HOW TO COMPLETE THIS TASK —
From the entries below, pull out each line where "JSON" appears.

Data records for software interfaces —
┄┄┄┄┄┄┄┄┄┄

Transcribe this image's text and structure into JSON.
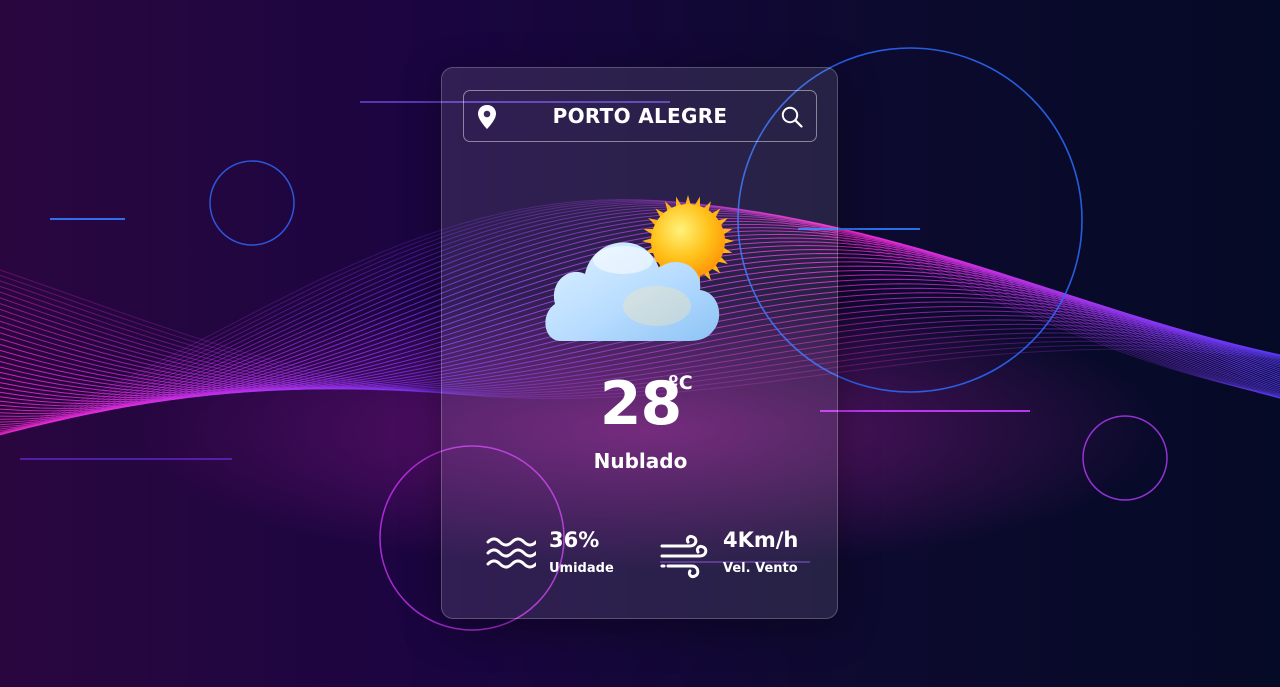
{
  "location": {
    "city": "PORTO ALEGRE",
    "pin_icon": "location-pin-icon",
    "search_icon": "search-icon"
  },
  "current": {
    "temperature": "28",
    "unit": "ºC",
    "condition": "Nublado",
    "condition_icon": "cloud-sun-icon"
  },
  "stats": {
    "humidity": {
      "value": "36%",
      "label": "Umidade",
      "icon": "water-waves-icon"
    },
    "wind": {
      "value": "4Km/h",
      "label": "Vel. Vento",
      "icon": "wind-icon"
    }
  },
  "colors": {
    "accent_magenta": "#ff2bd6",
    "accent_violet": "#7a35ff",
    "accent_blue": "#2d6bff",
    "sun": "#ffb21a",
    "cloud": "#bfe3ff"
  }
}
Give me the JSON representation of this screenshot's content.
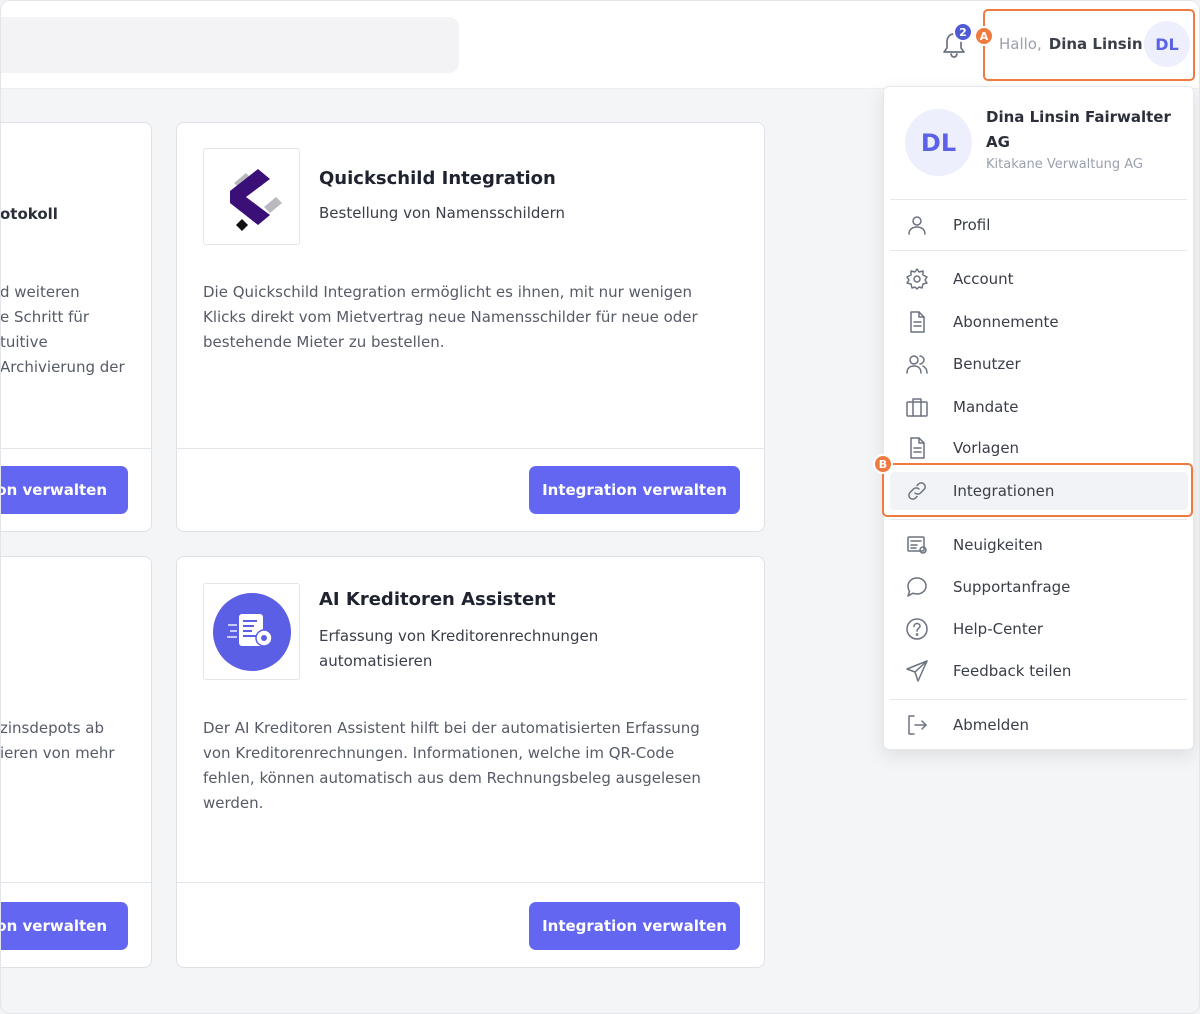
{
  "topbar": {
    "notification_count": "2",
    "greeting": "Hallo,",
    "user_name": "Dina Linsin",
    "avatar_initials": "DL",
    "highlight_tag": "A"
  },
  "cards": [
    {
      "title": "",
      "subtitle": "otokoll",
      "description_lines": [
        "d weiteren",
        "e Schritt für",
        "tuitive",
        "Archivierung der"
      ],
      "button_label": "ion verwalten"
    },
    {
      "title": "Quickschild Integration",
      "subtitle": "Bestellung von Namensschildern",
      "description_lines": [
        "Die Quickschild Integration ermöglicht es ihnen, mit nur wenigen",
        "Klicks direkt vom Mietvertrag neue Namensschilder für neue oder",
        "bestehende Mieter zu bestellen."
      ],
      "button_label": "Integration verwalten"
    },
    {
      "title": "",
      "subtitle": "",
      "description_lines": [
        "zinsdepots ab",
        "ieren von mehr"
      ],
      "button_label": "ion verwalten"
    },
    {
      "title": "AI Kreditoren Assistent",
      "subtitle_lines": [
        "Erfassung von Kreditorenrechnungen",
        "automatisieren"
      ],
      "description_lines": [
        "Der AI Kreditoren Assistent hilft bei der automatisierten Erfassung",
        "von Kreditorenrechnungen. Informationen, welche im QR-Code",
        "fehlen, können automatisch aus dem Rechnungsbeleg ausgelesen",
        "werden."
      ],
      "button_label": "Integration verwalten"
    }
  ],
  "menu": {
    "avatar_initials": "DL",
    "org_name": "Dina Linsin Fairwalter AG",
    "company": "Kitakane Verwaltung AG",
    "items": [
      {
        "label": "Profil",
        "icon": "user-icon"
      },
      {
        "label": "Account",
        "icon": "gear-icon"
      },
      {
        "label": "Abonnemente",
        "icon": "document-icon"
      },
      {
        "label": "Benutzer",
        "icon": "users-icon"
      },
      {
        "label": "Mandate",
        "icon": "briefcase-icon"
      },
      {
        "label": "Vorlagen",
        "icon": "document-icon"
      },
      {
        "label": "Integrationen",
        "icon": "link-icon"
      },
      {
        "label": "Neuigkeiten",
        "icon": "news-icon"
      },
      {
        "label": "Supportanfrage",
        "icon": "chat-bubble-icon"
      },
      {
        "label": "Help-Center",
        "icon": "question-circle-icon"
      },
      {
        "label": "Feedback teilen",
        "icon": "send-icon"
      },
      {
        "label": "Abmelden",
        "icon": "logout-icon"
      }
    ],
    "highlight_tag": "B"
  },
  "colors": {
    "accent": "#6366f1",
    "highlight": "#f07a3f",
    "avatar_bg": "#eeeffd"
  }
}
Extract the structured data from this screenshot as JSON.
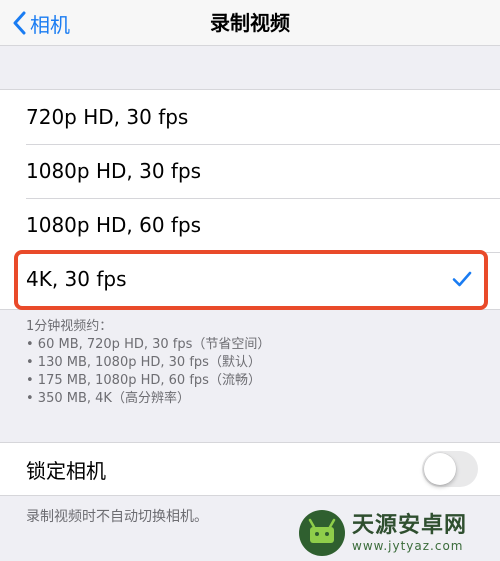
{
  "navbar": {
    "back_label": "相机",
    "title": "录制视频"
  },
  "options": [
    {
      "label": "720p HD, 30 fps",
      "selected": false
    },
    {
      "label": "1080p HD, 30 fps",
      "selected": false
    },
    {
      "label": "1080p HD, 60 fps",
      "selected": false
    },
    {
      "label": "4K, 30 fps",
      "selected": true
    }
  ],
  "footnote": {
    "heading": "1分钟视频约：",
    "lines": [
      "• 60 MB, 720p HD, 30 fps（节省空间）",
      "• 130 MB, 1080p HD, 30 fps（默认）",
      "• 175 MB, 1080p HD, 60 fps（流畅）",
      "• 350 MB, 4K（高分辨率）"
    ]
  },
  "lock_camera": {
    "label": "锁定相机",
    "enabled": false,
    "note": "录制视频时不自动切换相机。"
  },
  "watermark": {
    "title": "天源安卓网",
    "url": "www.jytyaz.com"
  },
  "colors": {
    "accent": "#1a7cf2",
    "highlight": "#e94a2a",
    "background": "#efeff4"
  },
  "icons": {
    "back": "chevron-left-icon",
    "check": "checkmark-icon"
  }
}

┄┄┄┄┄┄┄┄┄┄

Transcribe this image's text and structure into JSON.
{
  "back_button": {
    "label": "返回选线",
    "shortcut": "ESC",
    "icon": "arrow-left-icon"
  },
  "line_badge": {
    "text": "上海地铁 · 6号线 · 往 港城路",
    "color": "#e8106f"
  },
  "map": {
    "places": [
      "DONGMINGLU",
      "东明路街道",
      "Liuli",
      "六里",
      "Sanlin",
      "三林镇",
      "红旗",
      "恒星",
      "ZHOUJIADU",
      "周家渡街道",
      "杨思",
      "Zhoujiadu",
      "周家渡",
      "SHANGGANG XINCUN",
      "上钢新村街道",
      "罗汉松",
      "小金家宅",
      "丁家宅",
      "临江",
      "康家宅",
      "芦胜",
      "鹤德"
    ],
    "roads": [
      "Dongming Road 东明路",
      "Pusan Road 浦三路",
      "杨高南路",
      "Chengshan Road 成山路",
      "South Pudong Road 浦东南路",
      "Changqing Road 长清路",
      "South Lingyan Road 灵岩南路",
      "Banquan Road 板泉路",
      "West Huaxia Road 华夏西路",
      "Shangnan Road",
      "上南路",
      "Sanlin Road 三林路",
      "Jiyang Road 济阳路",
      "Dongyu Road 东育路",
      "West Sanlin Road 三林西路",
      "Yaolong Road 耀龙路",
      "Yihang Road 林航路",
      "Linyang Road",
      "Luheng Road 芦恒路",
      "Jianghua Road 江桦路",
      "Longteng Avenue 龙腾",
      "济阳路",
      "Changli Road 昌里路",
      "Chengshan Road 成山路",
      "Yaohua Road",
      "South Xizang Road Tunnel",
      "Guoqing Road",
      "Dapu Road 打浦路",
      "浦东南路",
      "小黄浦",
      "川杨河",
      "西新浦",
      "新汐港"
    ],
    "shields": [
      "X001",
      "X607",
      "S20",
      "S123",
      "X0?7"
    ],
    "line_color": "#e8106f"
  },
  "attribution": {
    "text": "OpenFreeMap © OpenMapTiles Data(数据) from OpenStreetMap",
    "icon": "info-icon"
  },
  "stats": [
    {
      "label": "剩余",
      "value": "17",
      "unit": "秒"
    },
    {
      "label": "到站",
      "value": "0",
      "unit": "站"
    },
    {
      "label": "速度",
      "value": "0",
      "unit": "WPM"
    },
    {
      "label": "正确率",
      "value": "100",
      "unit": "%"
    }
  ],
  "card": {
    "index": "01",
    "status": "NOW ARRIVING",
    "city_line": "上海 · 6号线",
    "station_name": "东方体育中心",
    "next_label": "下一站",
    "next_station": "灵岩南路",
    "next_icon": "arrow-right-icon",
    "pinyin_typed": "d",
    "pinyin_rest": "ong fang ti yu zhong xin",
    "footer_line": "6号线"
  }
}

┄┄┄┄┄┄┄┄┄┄

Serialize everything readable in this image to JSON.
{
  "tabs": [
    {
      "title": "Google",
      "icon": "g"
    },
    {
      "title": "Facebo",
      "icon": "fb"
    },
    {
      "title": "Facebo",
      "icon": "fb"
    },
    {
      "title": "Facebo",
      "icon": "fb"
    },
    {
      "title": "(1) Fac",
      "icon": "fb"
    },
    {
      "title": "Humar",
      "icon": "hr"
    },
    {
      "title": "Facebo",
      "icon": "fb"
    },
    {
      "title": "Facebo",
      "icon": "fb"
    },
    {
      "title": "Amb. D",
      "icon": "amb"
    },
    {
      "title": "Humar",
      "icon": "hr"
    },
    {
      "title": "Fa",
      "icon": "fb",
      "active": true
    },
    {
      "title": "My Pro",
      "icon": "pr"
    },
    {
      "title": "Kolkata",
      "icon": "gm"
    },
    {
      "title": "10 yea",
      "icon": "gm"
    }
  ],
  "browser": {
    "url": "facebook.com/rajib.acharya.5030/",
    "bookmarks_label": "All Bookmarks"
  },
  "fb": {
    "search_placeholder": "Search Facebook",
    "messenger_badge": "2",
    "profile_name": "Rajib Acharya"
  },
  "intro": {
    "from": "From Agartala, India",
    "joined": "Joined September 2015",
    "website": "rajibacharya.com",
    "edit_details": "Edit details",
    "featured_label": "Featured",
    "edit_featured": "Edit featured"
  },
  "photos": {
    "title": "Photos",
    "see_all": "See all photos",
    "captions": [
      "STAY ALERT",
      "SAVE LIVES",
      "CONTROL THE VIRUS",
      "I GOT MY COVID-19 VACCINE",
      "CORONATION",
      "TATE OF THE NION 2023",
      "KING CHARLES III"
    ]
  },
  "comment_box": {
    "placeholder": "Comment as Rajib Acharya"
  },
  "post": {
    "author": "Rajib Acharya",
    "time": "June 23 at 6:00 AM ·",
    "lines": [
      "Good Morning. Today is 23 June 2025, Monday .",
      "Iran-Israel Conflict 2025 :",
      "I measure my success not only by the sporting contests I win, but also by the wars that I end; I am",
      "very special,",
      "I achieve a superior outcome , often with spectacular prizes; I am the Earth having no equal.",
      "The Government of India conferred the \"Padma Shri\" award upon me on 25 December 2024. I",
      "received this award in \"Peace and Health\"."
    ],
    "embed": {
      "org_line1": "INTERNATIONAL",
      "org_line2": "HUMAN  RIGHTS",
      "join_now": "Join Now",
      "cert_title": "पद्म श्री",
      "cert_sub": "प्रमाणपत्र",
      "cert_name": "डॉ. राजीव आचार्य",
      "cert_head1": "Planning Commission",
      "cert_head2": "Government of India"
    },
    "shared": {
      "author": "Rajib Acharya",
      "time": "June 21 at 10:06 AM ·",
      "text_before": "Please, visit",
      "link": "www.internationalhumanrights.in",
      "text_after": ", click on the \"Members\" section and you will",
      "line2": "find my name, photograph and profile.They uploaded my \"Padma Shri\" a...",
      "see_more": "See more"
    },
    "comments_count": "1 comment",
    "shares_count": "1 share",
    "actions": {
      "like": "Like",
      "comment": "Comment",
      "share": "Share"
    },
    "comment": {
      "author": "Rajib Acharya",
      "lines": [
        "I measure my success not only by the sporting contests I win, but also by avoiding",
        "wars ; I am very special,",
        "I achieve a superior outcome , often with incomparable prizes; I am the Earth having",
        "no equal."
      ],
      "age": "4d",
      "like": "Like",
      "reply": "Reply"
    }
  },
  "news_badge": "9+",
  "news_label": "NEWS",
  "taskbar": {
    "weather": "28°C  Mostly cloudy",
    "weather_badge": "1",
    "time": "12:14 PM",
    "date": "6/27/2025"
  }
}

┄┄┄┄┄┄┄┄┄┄

OUTPUT FOR THIS EXERCISE —
Transcribe this image's text and structure into JSON.
Give me the JSON representation of this screenshot's content.
Extract the structured data from this screenshot as JSON.
Transcribe this image's text and structure into JSON.
Serialize everything readable in this image to JSON.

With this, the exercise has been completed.